_Problem to work on_
Lines holding the word "content" in the following material must be counted; give only the resulting number.

_Dataset records_
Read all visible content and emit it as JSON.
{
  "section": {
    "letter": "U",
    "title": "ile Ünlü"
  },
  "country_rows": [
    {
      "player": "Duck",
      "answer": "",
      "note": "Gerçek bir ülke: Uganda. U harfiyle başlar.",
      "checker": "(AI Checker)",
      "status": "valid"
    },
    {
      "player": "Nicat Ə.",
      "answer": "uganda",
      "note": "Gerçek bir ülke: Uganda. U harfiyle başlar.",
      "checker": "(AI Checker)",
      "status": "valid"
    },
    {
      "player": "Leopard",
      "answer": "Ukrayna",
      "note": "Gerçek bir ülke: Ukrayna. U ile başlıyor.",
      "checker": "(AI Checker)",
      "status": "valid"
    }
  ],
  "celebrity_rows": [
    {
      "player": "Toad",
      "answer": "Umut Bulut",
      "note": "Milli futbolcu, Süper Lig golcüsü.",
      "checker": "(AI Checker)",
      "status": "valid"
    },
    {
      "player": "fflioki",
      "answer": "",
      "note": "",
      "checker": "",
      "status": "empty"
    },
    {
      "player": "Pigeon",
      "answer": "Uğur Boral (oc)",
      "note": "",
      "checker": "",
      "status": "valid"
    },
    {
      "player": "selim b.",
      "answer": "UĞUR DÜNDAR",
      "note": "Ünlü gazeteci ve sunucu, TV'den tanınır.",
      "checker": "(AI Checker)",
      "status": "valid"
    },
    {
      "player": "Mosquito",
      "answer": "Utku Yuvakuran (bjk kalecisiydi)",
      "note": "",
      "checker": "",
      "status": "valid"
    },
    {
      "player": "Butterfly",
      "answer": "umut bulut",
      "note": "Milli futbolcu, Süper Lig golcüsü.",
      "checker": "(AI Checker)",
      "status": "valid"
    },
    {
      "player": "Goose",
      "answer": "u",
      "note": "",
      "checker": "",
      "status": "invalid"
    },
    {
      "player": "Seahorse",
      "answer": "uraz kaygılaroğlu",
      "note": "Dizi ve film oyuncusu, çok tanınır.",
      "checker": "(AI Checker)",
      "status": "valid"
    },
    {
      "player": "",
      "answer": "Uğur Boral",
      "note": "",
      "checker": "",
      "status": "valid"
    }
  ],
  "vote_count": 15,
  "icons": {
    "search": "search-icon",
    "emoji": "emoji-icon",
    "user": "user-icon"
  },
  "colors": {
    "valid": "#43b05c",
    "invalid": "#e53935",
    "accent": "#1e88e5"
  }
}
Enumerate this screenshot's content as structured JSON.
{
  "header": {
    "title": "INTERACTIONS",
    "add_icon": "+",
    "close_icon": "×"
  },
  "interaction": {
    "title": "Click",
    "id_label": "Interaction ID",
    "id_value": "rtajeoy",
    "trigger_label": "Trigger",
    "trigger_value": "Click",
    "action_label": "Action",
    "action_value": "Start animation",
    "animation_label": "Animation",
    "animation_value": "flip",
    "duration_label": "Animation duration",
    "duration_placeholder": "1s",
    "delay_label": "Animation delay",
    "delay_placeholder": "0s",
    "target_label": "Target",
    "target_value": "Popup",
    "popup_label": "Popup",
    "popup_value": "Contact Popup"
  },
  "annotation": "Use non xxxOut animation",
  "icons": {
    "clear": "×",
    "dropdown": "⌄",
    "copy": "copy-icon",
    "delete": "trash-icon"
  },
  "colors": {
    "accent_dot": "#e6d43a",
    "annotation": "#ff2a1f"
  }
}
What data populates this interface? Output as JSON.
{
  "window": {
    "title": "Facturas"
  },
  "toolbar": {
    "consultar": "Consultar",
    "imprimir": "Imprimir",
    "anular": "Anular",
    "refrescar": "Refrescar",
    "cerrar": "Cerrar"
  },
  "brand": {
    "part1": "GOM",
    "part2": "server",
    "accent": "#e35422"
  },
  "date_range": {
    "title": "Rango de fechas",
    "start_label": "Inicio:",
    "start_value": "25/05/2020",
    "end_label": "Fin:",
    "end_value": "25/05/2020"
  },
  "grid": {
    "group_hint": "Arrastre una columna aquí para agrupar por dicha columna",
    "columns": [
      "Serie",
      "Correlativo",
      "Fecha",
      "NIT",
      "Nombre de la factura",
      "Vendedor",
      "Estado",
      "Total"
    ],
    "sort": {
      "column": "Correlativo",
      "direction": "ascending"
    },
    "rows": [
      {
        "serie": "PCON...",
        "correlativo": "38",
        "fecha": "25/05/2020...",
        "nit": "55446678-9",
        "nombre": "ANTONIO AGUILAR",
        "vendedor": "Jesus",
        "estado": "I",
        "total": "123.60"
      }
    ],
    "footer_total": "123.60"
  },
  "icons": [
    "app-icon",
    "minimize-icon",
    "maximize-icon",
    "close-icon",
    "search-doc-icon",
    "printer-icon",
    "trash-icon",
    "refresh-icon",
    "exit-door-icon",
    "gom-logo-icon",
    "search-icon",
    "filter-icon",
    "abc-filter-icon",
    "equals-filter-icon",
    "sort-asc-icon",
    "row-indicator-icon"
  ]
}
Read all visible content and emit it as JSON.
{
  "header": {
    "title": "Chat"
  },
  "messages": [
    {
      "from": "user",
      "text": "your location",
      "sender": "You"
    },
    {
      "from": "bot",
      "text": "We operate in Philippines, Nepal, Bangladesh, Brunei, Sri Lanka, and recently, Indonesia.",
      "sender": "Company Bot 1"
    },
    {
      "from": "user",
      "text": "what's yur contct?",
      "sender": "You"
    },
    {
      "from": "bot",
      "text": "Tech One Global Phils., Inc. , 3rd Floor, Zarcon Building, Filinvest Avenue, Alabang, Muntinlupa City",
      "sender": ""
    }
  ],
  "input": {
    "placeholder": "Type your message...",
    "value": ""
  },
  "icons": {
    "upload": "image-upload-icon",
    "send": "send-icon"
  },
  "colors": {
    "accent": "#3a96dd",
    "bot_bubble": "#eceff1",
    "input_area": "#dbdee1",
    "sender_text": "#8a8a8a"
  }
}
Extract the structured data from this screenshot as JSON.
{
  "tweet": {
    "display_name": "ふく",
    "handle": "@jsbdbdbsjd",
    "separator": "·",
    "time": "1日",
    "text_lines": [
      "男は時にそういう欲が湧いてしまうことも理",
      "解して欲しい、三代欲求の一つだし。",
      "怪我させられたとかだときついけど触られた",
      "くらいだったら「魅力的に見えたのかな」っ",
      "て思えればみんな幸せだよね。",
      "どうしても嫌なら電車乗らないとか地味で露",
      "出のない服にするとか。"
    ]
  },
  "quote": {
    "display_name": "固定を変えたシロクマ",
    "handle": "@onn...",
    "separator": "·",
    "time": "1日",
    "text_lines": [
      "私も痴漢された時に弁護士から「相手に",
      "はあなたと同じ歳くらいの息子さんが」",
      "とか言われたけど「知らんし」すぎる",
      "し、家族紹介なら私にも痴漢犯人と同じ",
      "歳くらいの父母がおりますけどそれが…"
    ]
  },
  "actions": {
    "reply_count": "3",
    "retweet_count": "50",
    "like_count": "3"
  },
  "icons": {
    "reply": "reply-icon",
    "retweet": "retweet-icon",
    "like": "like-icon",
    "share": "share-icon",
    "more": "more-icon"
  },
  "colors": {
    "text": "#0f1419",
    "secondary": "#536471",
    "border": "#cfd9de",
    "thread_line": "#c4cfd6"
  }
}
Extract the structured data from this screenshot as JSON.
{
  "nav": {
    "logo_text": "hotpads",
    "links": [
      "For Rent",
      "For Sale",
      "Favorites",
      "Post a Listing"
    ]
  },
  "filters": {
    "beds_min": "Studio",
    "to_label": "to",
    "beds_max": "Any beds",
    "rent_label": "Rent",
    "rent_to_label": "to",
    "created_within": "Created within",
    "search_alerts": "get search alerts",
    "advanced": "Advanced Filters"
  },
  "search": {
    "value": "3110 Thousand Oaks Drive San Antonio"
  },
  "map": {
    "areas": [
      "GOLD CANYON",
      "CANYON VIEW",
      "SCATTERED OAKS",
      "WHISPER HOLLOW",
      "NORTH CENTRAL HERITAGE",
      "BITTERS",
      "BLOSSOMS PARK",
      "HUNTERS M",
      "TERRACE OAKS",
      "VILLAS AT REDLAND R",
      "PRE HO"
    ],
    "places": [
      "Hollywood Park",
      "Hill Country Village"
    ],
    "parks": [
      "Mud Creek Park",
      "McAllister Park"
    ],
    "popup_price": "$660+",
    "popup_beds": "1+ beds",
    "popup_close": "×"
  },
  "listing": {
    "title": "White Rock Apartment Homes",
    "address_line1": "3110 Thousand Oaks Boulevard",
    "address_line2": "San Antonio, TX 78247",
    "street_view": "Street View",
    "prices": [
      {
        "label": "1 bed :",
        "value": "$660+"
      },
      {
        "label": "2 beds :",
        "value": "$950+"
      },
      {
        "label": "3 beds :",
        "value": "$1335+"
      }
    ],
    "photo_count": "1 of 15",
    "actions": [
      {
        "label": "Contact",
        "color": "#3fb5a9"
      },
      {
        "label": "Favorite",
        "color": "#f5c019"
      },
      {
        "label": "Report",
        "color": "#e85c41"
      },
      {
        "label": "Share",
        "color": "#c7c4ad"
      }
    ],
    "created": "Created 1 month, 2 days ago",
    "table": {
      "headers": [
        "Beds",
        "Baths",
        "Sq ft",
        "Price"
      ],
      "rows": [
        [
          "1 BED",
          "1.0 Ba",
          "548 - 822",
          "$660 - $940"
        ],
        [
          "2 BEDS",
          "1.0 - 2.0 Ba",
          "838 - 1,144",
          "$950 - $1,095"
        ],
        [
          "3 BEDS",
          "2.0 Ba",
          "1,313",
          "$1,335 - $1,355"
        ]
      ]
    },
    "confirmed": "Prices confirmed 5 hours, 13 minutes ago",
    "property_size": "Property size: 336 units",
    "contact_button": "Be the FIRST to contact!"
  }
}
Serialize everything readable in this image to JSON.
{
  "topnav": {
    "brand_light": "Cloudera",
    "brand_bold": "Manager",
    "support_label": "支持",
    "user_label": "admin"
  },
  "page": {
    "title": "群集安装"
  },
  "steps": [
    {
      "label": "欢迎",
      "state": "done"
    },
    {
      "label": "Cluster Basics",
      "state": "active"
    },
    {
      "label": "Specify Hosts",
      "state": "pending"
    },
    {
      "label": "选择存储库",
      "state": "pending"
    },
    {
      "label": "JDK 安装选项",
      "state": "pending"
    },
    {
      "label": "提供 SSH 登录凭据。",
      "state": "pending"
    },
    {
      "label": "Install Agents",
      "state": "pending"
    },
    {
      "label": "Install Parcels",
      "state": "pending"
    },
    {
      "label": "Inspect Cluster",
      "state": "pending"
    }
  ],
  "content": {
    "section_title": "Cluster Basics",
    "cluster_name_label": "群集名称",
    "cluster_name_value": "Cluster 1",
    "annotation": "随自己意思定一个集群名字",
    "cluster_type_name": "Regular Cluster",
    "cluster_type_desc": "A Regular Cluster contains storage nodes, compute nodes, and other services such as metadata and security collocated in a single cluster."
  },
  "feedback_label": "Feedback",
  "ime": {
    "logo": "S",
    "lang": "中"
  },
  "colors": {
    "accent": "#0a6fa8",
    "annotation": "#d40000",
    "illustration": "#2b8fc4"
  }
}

_Answer box_
4